- [Problem description] Pick each line containing the word "manipulator" out of the data below.

- [Entries shown]
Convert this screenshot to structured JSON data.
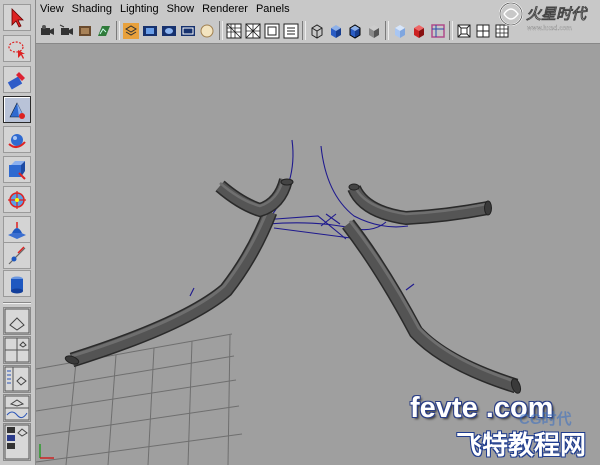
{
  "menu": {
    "items": [
      {
        "label": "View"
      },
      {
        "label": "Shading"
      },
      {
        "label": "Lighting"
      },
      {
        "label": "Show"
      },
      {
        "label": "Renderer"
      },
      {
        "label": "Panels"
      }
    ]
  },
  "toolbox": {
    "tools": [
      {
        "name": "select-tool-icon",
        "active": false
      },
      {
        "name": "lasso-tool-icon",
        "active": false
      },
      {
        "name": "paint-select-tool-icon",
        "active": false
      },
      {
        "name": "move-tool-icon",
        "active": true
      },
      {
        "name": "rotate-tool-icon",
        "active": false
      },
      {
        "name": "scale-tool-icon",
        "active": false
      },
      {
        "name": "universal-manipulator-icon",
        "active": false
      },
      {
        "name": "soft-mod-tool-icon",
        "active": false
      },
      {
        "name": "show-manipulator-icon",
        "active": false
      },
      {
        "name": "last-used-tool-icon",
        "active": false
      }
    ]
  },
  "watermark": {
    "site_top": "火星时代",
    "site_top_sub": "www.hxsd.com",
    "brand": "fevte .com",
    "brand_cn": "飞特教程网",
    "brand_cg": "CG时代"
  },
  "colors": {
    "viewport_bg": "#9f9f9f",
    "grid": "#6e6e6e",
    "tube": "#4a4a4a",
    "curve": "#1f1a8e"
  }
}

- [Result below]
        "name": "universal-manipulator-icon",
        "name": "show-manipulator-icon",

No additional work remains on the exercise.